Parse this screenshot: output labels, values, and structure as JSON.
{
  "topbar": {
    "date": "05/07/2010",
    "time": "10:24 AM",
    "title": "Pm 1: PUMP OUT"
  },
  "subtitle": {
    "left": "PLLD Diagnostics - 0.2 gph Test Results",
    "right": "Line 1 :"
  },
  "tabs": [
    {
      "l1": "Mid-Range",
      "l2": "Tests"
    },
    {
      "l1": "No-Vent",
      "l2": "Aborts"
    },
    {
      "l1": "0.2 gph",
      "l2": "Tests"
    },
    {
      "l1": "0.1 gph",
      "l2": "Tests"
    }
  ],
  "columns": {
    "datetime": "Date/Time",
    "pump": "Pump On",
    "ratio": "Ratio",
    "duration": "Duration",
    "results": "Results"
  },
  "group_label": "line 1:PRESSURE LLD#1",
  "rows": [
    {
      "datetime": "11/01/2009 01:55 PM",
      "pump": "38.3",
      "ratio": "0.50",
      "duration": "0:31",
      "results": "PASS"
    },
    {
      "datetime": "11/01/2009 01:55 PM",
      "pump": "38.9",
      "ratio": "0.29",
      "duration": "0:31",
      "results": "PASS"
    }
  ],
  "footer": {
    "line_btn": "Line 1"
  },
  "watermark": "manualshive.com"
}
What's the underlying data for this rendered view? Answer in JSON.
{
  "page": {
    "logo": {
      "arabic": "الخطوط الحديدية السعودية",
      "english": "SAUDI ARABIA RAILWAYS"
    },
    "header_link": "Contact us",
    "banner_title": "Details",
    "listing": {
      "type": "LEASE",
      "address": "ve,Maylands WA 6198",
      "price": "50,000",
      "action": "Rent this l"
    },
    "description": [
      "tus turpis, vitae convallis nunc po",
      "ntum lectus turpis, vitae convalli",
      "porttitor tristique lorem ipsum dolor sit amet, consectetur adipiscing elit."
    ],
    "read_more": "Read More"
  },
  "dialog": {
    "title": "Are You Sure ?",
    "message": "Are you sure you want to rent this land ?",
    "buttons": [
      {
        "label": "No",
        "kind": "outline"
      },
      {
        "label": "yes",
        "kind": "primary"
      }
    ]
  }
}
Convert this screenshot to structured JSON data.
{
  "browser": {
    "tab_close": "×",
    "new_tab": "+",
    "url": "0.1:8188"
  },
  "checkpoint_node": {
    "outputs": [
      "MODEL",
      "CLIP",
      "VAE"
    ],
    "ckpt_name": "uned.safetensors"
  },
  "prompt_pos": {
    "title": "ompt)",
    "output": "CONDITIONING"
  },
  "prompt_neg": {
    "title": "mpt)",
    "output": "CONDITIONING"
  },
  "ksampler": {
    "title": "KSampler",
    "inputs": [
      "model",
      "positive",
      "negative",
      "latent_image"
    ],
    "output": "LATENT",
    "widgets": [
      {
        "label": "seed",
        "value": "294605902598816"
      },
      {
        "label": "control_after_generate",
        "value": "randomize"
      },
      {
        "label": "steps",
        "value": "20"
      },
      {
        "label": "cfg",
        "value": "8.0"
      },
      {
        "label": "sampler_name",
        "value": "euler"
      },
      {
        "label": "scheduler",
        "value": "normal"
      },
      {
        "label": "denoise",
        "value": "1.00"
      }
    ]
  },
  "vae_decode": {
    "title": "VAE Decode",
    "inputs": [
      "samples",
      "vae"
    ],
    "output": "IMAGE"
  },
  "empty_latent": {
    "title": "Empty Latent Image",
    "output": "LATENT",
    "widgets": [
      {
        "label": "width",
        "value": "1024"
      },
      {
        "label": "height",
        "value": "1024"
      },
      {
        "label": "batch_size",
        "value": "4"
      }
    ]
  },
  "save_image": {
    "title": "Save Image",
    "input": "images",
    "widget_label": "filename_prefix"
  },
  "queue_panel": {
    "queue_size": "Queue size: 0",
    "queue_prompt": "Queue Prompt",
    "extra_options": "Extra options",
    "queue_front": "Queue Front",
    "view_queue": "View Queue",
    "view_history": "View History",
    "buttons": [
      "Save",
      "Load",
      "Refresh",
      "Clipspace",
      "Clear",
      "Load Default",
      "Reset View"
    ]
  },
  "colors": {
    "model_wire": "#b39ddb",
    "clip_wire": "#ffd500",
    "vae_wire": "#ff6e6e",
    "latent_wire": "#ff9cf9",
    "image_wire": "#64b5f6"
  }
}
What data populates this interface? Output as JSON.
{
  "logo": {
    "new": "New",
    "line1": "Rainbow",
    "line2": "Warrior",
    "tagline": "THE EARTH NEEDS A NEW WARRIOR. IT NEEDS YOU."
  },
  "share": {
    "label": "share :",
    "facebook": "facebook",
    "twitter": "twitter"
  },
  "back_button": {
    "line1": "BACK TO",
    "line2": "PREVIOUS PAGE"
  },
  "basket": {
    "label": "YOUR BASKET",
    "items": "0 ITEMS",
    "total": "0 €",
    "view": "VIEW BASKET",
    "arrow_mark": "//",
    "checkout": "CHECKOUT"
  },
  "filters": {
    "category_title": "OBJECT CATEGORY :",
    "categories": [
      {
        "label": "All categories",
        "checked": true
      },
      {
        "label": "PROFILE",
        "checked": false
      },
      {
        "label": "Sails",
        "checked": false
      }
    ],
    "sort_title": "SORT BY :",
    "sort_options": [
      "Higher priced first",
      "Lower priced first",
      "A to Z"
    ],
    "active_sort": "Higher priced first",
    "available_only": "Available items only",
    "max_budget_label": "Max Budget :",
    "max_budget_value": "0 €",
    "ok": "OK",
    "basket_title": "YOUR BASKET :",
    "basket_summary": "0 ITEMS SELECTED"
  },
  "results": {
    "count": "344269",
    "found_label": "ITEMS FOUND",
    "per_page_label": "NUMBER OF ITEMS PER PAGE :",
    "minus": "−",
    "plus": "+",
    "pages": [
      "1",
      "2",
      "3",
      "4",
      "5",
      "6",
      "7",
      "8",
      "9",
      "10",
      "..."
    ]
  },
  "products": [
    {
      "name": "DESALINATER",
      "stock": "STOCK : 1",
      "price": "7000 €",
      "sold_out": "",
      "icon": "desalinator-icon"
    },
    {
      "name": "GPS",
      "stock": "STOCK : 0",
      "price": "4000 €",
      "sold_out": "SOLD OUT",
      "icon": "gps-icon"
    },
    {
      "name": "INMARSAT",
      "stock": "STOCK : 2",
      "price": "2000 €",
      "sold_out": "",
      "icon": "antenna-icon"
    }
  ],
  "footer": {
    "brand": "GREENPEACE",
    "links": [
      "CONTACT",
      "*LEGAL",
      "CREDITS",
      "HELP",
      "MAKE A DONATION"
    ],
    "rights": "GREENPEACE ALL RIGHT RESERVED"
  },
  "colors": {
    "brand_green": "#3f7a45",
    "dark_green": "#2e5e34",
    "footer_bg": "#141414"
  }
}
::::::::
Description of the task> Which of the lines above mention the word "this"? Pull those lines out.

Exercise output>
Parse this screenshot: output labels, values, and structure as JSON.
What's the underlying data for this rendered view? Answer in JSON.
      "action": "Rent this l"
    "message": "Are you sure you want to rent this land ?",
Convert this screenshot to structured JSON data.
What data populates this interface? Output as JSON.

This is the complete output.